Sometimes we just flat out embarrass ourselves, like when we're talking to someone with a facial tic or a stutter.
I went through 12 years of school with a kid named Frank, the seventh of eight siblings who all made the same face: not the full-grimace of pain like when getting a big sliver, a piece of glass or some other foreign object removed from your foot, but the almost-grimace from the anticipation of the pain to come as the minor surgical instrument of choice is poised above the foreign object ready to transport you to a world of hurt.
Occasionally, I'd notice someone talking to Frank or his siblings, or his dad who also had the tic, and I'd see that person start to make the face. Sometimes I'd catch myself doing it even after years of classes together. It always made me wonder if the face was a disturbance in the family's genetic force, or if all the kids just picked it up after years of watching their dad make the face.
And maybe the grimace went back to an ancestor named Sven in 1780s Norway who didn't have a genetic problem at all, but rather nerve damage from a grievous injury sustained one winter while attempting to impress a girl with double back flips on a frozen pond. After one-and-a-half rotations, he awkwardly face planted into the ice instead of landing gracefully back on his feet — thus embarrassing himself and spawning untold generations of sympathy grimacers, all mimicking his tragically somewhat-disfigured face.
All that said, I really didn't have a point to this week's column. I just thought I'd share some of the rambling thoughts generated to distract myself from itching my scalp while picking, literally, more than 100 ticks off a horse I have in for training. He came in from ranging in the Bear's Paws where the creepy crawlers are, apparently, as thick as fleas this year.
If you need a purpose, perhaps you can take this random set of thoughts away from our time together:
I haven't seen Frank since high school graduation, roughly 300 years ago, but I can still make the face. I've spent a total of only six days in the southern U.S., but I still say y'all. Even in the dead of winter, I'll get a niggly itch when someone says "tick."
And maybe, just maybe, that's what happened to ol' Sven. A thread on his wool scarf tickled his neck then, when he should've been focusing on putting some whoop-di-do into his flippity-jig, he was thinking "Oh my Odin — tiiiick!" Splat.
Tick, tic, verbal glitch or niggly itch, keep your mind in the middle.

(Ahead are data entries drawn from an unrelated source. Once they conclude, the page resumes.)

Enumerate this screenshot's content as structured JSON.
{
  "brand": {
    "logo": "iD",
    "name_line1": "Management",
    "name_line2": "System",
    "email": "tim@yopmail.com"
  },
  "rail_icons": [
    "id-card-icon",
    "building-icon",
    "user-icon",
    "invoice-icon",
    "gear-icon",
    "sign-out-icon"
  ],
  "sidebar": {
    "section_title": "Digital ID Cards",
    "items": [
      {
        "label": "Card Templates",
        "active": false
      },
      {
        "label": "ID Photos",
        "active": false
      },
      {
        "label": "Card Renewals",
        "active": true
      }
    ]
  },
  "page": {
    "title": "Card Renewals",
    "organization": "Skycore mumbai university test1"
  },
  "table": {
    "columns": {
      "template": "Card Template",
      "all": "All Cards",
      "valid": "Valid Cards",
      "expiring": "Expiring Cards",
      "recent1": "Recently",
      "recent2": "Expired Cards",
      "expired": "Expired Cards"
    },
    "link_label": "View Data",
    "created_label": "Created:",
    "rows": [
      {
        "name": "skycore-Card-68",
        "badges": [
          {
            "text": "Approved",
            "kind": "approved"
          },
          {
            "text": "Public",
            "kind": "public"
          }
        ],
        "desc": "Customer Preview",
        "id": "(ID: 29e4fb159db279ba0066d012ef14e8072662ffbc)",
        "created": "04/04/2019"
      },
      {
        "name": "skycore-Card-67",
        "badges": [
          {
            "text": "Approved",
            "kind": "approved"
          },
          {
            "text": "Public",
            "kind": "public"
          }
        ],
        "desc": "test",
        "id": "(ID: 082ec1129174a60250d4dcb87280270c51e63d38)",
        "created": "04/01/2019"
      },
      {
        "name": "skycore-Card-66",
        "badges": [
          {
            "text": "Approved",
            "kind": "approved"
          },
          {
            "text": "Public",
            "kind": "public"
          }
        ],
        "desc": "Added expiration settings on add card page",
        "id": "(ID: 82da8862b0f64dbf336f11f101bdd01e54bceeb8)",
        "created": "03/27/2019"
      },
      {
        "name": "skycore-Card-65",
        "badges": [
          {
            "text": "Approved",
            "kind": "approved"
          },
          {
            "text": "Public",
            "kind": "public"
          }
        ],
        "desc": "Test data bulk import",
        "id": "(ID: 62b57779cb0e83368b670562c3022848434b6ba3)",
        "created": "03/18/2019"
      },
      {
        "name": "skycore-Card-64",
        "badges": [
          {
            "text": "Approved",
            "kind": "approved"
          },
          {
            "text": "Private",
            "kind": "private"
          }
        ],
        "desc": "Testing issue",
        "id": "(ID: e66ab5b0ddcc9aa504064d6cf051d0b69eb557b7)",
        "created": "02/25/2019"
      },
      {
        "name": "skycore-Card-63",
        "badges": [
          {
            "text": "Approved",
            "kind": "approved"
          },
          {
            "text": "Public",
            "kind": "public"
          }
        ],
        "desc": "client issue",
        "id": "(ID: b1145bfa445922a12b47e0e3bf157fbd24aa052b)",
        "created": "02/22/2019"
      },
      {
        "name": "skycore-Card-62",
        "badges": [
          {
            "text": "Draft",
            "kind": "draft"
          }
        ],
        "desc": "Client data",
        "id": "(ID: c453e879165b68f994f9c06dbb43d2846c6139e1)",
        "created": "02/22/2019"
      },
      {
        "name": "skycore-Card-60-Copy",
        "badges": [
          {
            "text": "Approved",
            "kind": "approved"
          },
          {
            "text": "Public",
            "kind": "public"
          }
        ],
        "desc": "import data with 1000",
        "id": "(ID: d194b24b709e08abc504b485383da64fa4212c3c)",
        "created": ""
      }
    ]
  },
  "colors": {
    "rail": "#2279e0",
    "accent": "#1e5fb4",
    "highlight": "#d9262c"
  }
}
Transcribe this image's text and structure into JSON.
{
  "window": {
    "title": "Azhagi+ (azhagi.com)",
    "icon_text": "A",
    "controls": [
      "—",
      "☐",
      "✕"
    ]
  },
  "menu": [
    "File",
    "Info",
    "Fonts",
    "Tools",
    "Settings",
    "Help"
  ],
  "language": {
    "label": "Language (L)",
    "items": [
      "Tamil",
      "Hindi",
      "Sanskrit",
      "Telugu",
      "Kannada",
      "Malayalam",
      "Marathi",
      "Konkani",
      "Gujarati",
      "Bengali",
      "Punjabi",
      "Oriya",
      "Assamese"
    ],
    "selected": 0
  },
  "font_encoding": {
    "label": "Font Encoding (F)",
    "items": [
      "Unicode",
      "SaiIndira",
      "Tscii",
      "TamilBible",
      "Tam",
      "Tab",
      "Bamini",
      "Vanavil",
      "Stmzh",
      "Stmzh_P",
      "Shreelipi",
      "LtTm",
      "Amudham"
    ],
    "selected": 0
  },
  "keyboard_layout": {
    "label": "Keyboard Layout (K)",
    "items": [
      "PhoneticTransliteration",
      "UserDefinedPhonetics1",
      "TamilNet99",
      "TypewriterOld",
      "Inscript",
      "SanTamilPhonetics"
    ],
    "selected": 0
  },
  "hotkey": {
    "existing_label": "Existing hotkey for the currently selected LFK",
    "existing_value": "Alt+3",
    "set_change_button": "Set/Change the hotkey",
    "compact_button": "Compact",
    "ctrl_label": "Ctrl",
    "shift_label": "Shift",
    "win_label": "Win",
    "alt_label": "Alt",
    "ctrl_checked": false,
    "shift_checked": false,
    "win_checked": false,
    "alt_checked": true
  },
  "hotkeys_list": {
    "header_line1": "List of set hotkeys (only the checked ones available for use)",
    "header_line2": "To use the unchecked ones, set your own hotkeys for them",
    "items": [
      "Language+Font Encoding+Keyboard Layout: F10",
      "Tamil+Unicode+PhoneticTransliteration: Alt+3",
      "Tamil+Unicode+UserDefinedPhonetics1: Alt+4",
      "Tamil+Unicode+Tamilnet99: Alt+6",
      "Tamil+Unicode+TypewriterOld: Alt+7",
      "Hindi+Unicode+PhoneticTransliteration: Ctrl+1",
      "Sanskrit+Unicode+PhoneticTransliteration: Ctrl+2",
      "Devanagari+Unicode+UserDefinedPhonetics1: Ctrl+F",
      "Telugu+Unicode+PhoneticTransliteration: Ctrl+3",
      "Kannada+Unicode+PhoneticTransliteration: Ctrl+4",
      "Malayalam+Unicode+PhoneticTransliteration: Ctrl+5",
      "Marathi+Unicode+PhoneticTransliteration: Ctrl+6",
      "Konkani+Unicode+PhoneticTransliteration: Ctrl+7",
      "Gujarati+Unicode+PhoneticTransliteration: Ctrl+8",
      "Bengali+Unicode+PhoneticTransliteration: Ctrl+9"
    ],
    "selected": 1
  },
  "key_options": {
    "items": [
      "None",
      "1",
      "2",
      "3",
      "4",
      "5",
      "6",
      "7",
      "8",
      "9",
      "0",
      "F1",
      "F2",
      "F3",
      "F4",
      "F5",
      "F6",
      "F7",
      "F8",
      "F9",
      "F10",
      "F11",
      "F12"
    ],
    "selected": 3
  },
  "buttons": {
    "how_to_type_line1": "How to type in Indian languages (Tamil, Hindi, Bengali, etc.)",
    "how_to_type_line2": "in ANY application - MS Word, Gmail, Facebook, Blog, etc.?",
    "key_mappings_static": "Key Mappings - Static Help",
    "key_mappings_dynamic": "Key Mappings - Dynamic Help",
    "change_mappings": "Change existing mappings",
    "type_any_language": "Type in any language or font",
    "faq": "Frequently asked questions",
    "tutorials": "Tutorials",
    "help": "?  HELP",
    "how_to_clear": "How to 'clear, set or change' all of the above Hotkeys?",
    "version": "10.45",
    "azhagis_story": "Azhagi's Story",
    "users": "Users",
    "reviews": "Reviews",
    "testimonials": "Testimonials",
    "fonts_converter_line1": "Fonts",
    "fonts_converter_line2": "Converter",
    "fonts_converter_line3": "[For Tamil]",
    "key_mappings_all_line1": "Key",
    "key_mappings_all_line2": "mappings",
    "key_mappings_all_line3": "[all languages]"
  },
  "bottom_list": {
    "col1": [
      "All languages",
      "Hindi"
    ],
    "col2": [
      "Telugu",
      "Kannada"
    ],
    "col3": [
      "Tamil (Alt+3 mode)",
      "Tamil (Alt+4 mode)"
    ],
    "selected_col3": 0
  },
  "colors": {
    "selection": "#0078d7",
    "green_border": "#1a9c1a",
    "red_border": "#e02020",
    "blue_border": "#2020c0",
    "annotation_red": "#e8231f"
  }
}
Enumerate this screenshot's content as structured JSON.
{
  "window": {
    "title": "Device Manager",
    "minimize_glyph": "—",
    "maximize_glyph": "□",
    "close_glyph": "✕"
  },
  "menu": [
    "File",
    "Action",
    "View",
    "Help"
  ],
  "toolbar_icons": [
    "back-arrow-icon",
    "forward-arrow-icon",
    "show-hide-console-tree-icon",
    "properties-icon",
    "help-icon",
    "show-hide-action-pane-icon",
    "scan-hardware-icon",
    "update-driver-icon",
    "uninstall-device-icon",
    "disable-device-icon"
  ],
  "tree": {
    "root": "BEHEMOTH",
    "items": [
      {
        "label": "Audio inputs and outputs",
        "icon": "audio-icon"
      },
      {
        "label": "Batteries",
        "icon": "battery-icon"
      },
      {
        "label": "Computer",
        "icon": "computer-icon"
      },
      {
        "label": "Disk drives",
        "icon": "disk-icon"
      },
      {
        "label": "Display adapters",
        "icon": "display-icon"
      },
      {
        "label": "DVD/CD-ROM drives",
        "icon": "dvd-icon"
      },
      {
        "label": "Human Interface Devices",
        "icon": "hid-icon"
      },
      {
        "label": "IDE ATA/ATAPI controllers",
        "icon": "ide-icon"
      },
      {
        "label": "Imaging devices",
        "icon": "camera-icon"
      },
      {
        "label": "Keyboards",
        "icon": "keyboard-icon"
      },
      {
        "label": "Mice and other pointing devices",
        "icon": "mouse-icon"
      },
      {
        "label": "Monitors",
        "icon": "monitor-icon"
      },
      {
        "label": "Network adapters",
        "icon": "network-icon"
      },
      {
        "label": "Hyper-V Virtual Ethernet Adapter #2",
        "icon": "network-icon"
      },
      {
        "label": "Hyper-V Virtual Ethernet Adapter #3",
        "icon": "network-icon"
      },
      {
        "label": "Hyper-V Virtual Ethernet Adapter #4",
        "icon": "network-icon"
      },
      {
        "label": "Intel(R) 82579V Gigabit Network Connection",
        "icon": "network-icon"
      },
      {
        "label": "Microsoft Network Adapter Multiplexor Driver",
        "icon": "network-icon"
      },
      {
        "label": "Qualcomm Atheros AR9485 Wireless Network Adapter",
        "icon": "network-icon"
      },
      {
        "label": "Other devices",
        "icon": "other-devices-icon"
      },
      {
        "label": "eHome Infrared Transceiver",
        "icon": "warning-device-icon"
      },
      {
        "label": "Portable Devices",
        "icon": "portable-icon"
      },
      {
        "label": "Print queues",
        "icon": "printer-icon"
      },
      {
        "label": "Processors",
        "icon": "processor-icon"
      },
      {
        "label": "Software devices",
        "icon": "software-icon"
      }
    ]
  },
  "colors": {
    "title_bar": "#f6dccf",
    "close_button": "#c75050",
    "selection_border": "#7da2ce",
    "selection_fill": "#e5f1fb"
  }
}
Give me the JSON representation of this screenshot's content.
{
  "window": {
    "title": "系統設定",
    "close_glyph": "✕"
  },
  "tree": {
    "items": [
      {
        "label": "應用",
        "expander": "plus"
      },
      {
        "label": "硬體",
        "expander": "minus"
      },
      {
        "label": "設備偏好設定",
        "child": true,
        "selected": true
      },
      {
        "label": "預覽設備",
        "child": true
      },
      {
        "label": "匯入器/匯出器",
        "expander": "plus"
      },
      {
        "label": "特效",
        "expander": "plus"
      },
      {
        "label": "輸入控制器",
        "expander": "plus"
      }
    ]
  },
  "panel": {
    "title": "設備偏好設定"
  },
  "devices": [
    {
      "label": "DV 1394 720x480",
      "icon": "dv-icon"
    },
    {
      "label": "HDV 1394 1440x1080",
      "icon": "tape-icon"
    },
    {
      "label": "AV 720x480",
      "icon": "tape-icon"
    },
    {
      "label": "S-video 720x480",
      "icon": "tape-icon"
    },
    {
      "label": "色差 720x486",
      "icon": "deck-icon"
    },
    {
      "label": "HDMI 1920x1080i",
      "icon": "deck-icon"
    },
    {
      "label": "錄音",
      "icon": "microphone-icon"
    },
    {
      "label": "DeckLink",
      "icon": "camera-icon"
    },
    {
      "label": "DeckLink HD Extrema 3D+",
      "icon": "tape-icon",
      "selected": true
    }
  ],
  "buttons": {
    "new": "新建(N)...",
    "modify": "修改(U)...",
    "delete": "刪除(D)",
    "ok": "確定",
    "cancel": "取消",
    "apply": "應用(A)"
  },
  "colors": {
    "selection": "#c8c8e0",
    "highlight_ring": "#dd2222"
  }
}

If these subconscious urges are stuck in our heads, we might as well learn from them.
(Feel free to scatter your thoughts to email@example.com.)